What the task asks:
Line filter on the word "name": copy each matching line from the entries.

Material provided:
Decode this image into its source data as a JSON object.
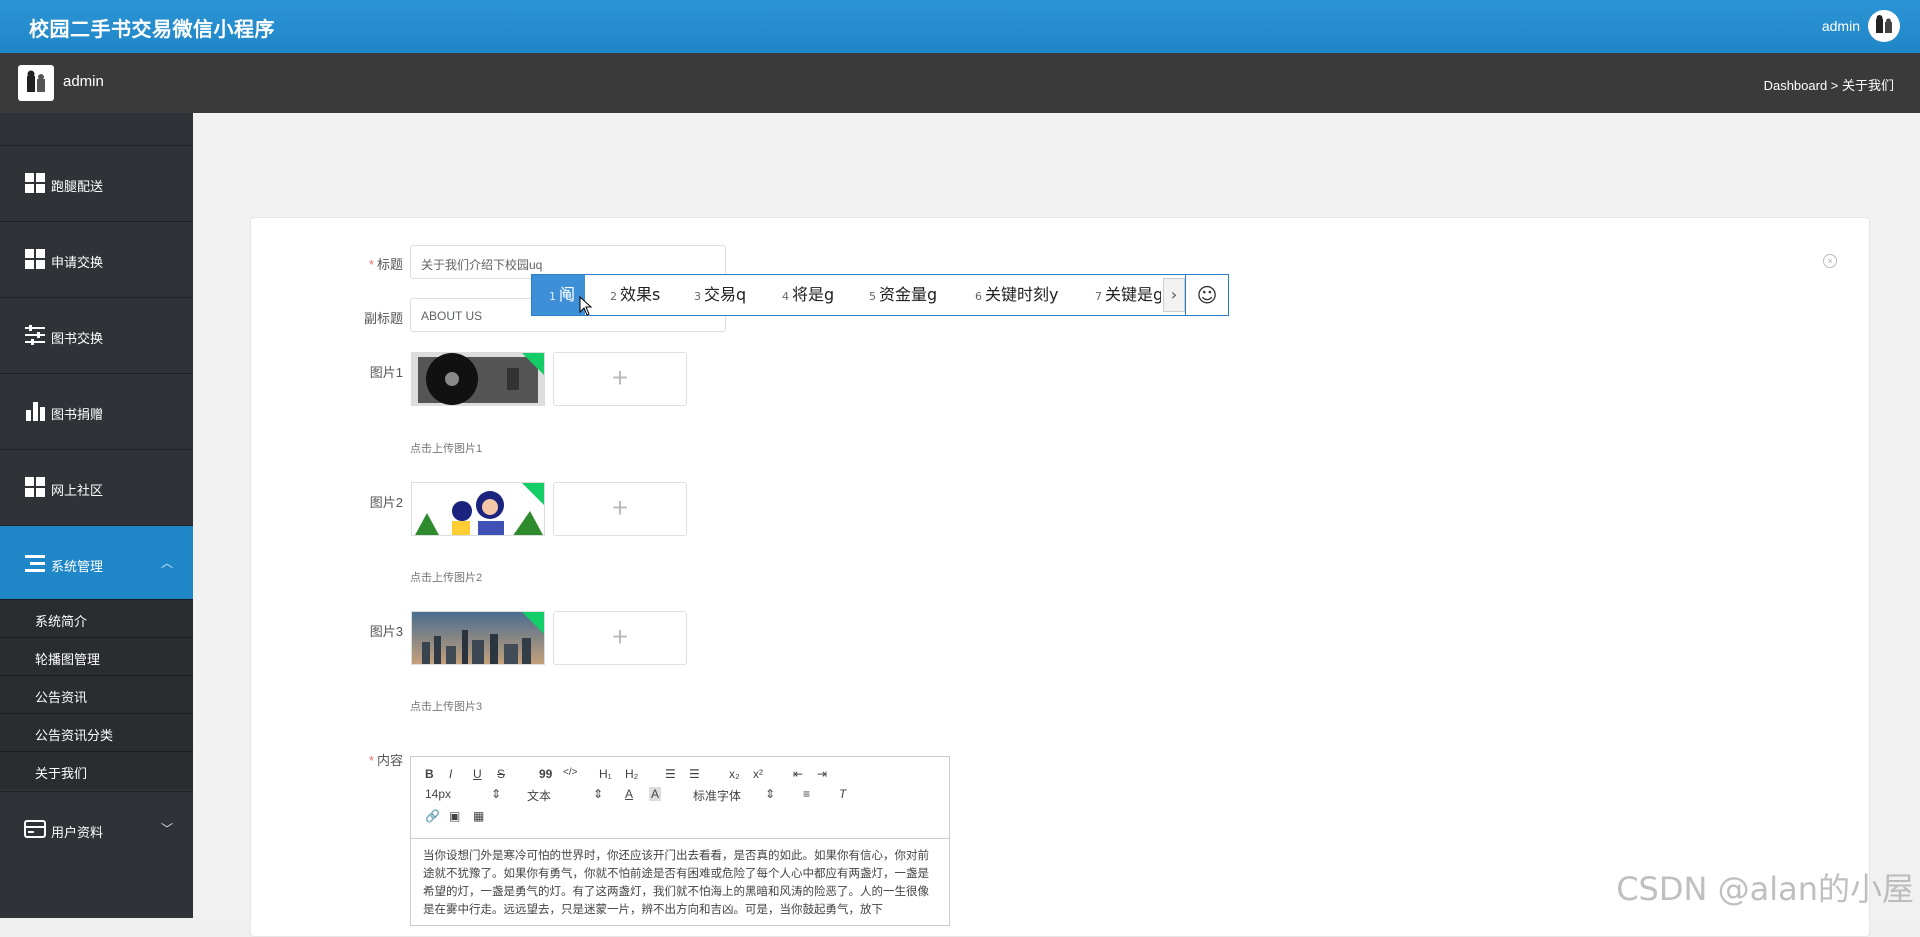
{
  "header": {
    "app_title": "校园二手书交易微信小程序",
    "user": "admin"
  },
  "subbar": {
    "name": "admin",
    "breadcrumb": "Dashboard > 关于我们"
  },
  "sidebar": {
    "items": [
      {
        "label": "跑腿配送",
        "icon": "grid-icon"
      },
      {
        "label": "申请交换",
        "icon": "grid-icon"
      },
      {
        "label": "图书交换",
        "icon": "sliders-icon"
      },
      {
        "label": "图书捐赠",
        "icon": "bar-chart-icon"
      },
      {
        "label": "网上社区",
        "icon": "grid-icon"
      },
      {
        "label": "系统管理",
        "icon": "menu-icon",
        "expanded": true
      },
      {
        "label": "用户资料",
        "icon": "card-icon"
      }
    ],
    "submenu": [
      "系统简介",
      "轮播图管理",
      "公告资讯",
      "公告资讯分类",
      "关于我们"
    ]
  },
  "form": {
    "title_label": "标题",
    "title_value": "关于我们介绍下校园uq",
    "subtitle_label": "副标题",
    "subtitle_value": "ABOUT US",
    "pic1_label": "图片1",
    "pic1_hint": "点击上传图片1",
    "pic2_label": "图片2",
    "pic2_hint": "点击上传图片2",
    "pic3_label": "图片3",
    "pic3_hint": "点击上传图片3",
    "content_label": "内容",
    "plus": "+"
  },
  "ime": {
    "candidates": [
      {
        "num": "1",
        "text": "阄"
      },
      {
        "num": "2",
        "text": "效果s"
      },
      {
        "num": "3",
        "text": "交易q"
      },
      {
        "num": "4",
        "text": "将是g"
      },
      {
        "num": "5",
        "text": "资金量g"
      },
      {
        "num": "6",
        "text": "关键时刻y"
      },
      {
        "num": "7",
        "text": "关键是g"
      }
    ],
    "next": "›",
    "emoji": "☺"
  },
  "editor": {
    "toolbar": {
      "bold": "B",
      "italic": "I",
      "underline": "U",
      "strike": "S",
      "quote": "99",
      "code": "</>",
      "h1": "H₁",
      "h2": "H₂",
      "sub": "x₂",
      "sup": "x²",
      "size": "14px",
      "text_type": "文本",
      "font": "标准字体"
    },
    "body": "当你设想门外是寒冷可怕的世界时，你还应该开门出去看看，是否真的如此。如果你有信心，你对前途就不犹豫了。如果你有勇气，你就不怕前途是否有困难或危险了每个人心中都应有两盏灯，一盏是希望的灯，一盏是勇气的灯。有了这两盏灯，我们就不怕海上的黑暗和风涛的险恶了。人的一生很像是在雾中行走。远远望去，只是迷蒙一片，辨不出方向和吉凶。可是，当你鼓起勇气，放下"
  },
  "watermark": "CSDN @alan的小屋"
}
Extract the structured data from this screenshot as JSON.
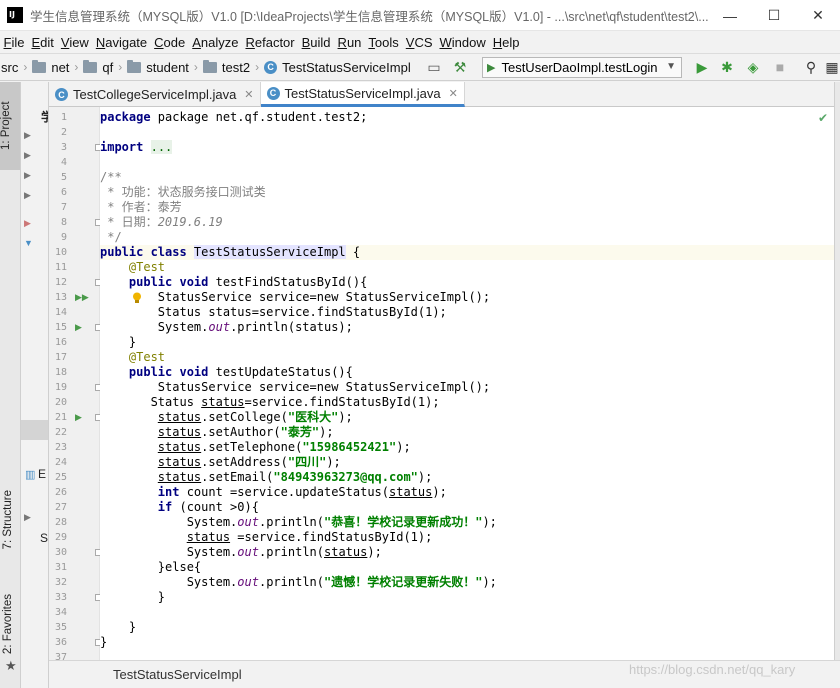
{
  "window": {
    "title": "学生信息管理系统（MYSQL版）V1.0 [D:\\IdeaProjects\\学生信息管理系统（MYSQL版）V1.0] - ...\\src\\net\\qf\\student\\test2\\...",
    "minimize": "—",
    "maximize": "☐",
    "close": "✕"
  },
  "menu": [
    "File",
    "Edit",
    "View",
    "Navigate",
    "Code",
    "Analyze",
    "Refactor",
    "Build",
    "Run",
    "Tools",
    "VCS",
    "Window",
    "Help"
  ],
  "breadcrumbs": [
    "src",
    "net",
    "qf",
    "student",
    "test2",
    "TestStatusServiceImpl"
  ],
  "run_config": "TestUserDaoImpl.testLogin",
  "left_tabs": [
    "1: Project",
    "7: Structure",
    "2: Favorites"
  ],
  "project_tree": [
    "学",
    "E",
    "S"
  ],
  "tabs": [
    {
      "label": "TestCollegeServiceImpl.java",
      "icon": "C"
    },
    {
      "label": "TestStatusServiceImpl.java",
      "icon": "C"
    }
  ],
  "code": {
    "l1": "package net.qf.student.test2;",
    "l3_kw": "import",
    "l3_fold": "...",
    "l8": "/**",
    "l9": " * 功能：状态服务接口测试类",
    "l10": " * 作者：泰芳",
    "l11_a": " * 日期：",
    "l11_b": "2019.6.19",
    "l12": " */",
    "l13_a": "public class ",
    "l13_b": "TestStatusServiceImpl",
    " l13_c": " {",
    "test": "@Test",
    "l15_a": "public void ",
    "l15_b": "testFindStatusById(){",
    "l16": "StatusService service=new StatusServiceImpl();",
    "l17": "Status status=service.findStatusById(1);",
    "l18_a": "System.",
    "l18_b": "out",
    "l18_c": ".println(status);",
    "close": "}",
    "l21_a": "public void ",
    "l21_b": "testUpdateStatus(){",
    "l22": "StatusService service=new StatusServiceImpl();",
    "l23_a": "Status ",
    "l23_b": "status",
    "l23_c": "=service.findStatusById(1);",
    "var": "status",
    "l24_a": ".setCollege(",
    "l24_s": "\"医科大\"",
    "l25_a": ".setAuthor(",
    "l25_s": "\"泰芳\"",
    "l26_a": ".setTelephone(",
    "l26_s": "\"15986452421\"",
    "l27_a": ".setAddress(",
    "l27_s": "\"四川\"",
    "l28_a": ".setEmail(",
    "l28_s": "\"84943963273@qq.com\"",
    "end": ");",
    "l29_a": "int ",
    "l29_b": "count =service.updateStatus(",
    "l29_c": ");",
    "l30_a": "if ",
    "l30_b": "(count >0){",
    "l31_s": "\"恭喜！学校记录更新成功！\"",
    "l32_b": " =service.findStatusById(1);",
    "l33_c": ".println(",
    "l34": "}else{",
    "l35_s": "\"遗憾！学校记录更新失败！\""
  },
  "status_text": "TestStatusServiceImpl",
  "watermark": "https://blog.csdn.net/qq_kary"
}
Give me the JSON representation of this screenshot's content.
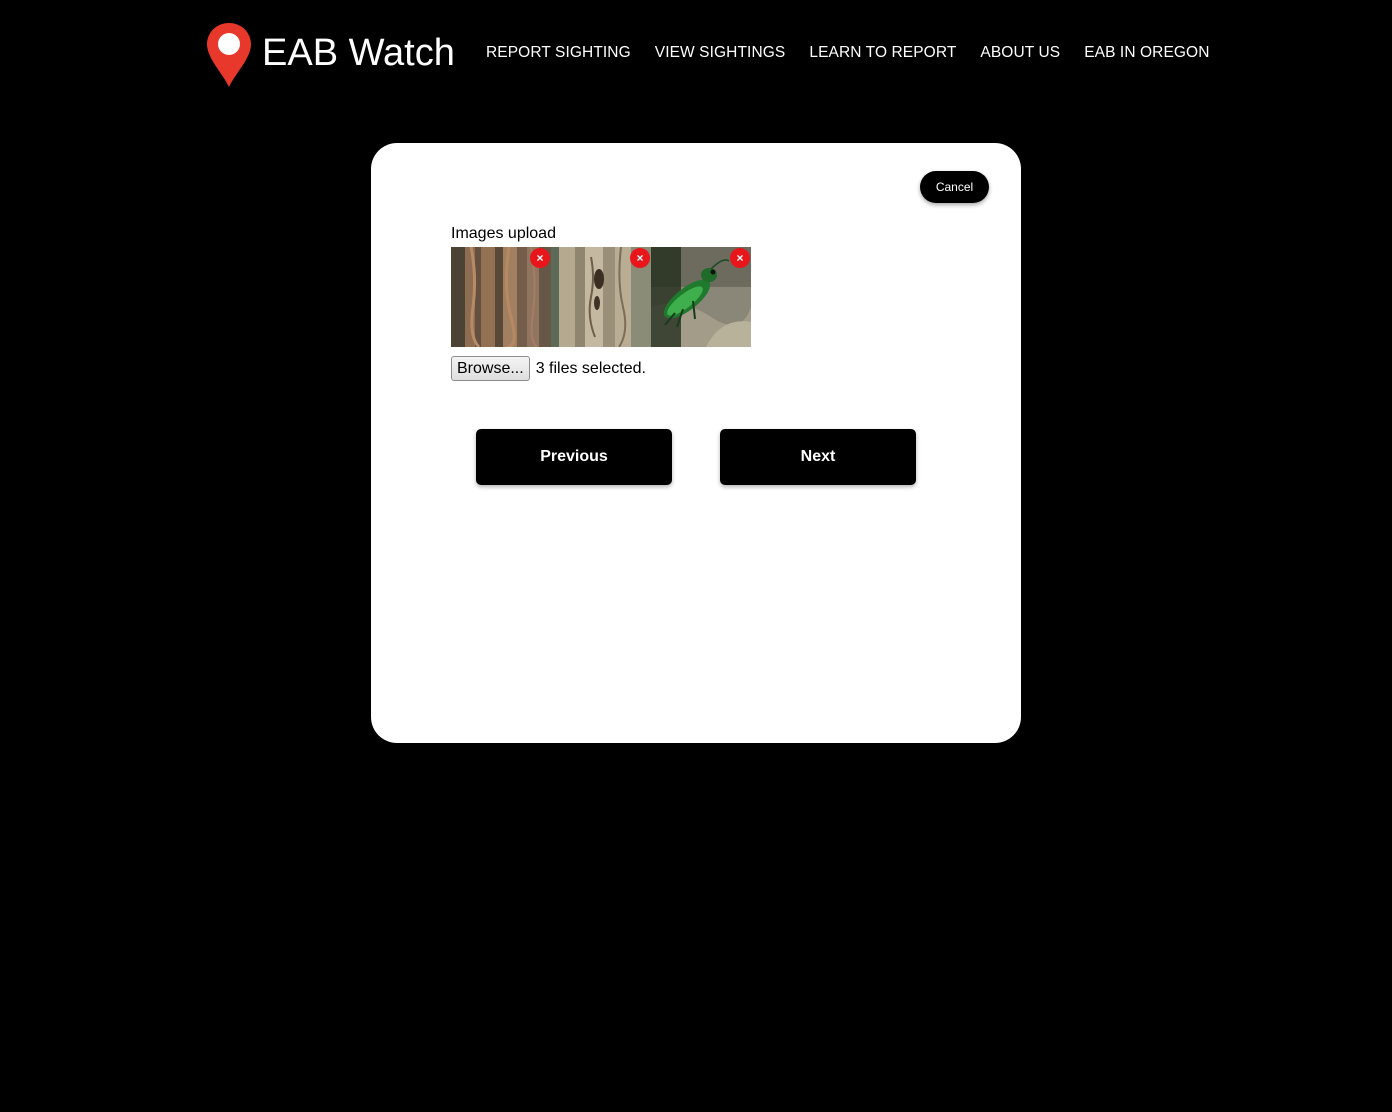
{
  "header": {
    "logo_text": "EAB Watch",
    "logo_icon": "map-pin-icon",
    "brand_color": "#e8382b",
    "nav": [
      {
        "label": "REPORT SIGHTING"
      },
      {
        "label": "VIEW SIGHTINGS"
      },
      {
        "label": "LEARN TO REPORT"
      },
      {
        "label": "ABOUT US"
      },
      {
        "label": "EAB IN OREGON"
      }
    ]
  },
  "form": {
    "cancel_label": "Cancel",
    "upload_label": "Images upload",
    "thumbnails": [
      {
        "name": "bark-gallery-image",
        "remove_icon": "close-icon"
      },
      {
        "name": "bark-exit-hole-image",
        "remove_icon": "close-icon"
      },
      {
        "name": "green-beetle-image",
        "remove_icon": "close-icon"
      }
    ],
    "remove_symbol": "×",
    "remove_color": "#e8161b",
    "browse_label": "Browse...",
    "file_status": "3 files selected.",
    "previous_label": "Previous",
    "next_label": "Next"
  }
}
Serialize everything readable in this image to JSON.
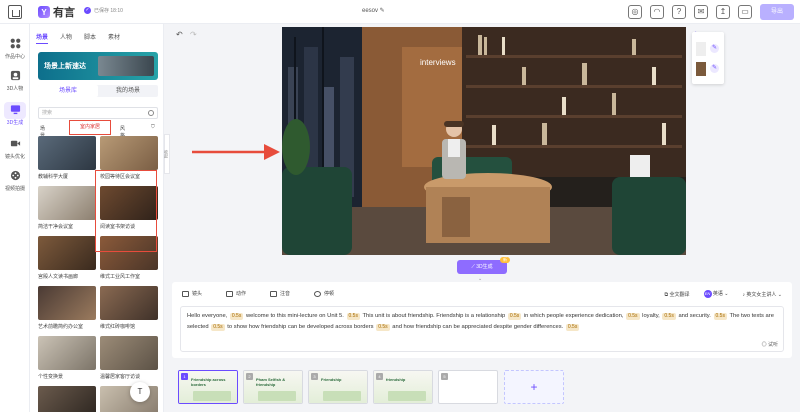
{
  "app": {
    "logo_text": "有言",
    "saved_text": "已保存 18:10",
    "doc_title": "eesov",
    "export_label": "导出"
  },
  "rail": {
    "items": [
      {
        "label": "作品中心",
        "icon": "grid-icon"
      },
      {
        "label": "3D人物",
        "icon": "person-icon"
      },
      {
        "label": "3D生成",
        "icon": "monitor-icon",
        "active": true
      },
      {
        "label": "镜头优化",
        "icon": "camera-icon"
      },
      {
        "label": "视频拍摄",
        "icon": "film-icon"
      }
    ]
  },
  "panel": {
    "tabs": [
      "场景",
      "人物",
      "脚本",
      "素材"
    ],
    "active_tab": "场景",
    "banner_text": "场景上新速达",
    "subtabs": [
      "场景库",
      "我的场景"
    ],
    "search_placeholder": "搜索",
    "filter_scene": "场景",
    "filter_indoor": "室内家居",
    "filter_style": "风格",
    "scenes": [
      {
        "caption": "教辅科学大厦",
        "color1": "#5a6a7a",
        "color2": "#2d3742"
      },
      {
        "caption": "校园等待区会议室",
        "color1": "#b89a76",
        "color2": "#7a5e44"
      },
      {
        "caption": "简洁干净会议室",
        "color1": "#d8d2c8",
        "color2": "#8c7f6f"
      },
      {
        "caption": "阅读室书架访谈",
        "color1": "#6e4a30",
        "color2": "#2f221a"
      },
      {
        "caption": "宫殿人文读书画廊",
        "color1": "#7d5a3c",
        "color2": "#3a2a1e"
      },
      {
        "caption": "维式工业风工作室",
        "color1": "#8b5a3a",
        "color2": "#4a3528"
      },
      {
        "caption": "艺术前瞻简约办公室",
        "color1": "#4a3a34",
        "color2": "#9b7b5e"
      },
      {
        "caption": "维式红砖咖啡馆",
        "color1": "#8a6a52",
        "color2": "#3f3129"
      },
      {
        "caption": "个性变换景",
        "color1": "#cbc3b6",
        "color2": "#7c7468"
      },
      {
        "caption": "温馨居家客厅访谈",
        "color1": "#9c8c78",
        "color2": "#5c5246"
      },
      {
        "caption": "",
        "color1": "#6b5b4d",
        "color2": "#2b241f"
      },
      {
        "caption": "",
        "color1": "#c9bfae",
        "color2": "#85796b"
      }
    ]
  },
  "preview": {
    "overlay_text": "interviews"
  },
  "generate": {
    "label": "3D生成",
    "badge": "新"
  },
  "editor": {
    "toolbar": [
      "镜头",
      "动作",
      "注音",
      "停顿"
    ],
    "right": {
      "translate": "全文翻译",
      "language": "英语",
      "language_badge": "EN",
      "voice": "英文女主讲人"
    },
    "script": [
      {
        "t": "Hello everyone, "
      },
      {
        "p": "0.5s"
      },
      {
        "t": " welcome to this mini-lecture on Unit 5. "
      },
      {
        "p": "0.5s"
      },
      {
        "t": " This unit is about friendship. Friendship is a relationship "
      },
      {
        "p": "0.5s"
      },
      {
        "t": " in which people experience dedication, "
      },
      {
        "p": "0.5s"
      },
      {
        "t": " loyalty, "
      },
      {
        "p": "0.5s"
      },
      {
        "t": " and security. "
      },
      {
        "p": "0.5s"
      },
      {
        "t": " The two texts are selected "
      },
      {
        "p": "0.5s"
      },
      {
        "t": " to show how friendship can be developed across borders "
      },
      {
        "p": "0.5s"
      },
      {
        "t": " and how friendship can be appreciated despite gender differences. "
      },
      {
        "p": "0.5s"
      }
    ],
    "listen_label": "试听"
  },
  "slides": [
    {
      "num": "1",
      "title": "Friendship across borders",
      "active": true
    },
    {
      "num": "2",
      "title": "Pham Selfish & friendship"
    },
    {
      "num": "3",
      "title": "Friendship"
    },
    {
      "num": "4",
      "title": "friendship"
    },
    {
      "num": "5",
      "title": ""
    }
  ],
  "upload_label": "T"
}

Response to the task:
    "name": "admin",
        "name": "bark-gallery-image",
        "name": "bark-exit-hole-image",
        "name": "green-beetle-image",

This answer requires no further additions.